Plastic Bottles and Caps
Plastic bottles come in all shapes and sizes; many can be recycled
Companies use different plastic resins to do different jobs and if you look at the plastic bottles in your home, you'll probably note that they are all a bit different.
Companies use different types of plastic to do different jobs such as keeping condiments fresh, preserving the life of medications, maintaining bubbles and flavour in pop or ensuring that corrosive chemicals won't leak in your cupboard.
Bottles aren't just used to contain products. They present barriers to moisture and air, resist breakage, tampering, corrosion or chemical destruction and present information to consumers. While extremely valuable, these diverse capabilities can be challenging when it comes to recycling.
Our goal is to provide options to landfilling all kinds of bottles and containers. Recycling is an important part of this process.
Bottles can be recycled!
The majority of plastic bottles you'll find on your shelves are technically recyclable.
For some end markets (i.e., the companies that process plastic materials and produce resins to use in new products and packaging), having a ‘pure’ raw material is very important. So, while the companies that use plastics for packaging need different resins that offer diverse benefits, at the recycling end, processors often need to be sure that they have only one or two bottle types.
And when they're recycled...
What about those caps?
Increasingly in Canadian communities, empty bottles are collected for recycling with caps on. It makes it easier for people to recycle and the caps yield more valuable plastics that can be diverted from landfill. But…as always… it’s very important to check with your local program. Do they ask that you include caps or take them off?
What is CPIA doing?
As the technology used to sort recyclables at recycling facilities evolves, new equipment known as “optical sort machines’ are increasingly being brought online to identify and separate different types of materials – not just various types of plastics, but papers and other items, too. CPIA works with recyclers and manufacturers to identify and test new options that can ensure the greatest range of materials can be collected and recycled in as many programs as possible.
- PET is recycled into many common household goods, from carpets, to fleece sweaters to filling for pillows, sleeping bags and more. Make sure your bottles go to recycling. They’re valuable for more than you know!
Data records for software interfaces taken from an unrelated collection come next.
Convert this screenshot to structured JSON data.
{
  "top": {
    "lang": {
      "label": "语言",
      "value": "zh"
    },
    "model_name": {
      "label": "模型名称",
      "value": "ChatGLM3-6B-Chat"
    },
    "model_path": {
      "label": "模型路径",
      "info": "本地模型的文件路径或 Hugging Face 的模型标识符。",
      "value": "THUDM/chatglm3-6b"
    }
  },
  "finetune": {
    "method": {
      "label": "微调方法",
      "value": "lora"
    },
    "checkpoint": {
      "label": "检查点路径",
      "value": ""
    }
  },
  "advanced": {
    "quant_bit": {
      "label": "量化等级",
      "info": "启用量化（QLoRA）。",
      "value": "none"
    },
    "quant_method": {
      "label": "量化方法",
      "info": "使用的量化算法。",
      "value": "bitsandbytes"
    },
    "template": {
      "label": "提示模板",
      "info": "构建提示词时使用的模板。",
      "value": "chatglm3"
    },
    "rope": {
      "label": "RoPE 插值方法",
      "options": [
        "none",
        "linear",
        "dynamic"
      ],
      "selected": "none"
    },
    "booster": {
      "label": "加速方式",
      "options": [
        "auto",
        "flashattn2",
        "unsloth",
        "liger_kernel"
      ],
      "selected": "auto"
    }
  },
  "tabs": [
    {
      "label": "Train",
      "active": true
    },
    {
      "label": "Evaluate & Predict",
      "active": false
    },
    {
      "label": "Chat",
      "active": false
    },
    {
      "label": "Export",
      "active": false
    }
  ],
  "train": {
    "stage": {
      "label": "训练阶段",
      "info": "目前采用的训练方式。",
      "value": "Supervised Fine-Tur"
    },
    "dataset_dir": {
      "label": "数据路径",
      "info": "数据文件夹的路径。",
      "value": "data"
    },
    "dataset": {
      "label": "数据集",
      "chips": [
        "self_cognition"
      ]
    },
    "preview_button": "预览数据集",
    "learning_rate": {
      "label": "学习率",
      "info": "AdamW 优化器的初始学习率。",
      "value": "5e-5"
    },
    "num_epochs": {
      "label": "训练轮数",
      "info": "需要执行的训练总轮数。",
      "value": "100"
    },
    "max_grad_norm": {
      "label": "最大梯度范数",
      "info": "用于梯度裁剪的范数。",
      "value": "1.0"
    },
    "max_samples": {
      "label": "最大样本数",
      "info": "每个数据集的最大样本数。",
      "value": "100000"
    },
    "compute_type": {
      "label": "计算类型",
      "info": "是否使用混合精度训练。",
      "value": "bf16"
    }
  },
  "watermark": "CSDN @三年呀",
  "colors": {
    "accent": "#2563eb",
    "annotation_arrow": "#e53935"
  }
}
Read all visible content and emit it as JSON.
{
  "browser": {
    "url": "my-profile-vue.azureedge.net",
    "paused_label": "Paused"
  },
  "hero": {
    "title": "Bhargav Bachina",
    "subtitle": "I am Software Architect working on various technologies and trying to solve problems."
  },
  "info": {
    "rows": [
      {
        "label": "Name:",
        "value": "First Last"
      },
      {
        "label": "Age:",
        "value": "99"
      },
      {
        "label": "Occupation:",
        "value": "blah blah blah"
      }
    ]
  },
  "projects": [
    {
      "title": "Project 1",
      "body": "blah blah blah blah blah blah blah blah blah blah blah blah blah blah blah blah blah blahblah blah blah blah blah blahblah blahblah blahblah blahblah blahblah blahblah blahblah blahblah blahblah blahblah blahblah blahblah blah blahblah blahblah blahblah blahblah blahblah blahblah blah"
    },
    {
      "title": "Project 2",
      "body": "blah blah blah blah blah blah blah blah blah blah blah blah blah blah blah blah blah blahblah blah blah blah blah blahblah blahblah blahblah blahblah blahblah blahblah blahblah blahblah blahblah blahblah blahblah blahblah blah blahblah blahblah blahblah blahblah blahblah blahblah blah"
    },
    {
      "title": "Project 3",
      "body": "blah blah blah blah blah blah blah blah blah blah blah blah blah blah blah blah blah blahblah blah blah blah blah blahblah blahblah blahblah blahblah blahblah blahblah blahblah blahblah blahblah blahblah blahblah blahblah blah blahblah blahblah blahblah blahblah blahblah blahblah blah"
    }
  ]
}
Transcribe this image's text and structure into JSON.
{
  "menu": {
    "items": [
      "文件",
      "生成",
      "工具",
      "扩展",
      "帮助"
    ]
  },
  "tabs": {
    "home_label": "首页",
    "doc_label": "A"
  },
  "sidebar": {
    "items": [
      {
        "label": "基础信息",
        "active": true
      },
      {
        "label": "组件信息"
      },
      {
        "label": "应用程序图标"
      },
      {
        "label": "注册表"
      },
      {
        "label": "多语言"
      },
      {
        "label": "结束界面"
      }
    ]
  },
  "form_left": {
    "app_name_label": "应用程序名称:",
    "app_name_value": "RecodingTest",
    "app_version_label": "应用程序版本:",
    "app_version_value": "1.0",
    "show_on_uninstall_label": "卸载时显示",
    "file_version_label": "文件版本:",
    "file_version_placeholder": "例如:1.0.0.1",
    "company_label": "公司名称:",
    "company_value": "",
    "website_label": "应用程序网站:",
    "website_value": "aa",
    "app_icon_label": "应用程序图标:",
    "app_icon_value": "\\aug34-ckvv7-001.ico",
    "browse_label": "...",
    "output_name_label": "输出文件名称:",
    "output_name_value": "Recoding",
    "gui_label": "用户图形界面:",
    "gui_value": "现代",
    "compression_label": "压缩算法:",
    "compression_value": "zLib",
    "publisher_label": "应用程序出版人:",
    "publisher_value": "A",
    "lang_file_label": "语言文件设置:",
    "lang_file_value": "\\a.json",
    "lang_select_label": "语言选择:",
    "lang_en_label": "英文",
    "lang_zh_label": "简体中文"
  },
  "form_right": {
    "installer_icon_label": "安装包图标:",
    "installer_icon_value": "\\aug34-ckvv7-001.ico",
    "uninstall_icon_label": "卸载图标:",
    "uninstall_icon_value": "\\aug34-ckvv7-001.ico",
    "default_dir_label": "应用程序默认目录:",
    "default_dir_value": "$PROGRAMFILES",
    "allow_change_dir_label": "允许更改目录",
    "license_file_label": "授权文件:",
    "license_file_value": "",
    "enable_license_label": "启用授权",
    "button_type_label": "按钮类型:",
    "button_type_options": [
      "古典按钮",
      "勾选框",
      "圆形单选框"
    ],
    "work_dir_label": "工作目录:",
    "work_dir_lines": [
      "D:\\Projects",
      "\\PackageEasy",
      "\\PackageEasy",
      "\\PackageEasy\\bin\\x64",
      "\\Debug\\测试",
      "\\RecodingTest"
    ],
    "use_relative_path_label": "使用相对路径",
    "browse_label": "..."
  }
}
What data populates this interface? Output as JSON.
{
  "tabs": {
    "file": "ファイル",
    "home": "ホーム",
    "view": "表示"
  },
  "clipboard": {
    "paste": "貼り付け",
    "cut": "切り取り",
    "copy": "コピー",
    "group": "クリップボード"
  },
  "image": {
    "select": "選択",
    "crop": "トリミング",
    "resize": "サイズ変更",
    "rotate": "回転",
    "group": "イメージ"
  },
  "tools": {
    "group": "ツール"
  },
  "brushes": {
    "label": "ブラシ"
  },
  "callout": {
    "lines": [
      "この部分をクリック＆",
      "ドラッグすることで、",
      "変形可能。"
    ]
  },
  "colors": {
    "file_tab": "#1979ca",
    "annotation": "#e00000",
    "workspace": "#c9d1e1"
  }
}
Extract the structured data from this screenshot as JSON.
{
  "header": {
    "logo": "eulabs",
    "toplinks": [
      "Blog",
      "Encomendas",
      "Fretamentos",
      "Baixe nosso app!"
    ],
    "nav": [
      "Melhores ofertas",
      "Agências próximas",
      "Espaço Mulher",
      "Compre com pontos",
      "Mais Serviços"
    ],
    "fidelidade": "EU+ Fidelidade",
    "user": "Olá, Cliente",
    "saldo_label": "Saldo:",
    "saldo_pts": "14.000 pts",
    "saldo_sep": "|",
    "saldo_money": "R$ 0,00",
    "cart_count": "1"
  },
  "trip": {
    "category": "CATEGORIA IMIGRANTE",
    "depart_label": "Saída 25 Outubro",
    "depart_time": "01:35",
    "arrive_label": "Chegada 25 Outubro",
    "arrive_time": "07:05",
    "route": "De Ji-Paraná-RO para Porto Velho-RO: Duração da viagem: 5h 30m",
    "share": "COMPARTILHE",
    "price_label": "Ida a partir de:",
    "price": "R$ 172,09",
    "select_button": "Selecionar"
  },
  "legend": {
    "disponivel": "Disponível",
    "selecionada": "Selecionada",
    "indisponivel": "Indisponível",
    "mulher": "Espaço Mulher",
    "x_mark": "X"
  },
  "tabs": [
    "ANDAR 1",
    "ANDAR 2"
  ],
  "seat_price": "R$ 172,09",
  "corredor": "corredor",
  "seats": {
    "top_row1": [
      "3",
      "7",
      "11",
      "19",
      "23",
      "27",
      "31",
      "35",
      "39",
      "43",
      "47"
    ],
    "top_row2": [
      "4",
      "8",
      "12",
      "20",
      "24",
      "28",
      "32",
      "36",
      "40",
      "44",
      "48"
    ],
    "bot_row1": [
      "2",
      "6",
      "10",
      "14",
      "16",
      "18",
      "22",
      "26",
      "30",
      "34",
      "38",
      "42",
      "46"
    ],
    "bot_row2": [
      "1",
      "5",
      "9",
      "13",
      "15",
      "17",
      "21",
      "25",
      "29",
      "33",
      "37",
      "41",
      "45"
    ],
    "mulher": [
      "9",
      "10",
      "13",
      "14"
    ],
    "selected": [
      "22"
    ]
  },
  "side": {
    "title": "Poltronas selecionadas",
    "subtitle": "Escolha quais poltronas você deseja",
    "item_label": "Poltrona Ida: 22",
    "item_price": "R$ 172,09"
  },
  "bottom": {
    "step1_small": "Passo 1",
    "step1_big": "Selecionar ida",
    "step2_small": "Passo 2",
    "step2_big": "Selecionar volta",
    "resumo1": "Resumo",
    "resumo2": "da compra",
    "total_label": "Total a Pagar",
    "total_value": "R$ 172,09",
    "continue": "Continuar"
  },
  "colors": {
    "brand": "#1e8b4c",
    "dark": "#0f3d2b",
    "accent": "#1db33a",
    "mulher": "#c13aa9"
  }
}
All about PET bottles
- PET bottles are recycled in virtually all Canadian recycling programs
- Why do some programs accept caps on bottles and others don’t? Learn more at Association of Plastics Recyclers Caps On FAQs
- For every pound of recycled PET flake used, energy use is reduced by 84%; greenhouse gas emission by 71% (Source: NAPCOR)
- Find out all about PET recycling: The Lifecycle of a PET bottle (Avery Denison, 2014)
For more information: see Recycling Resources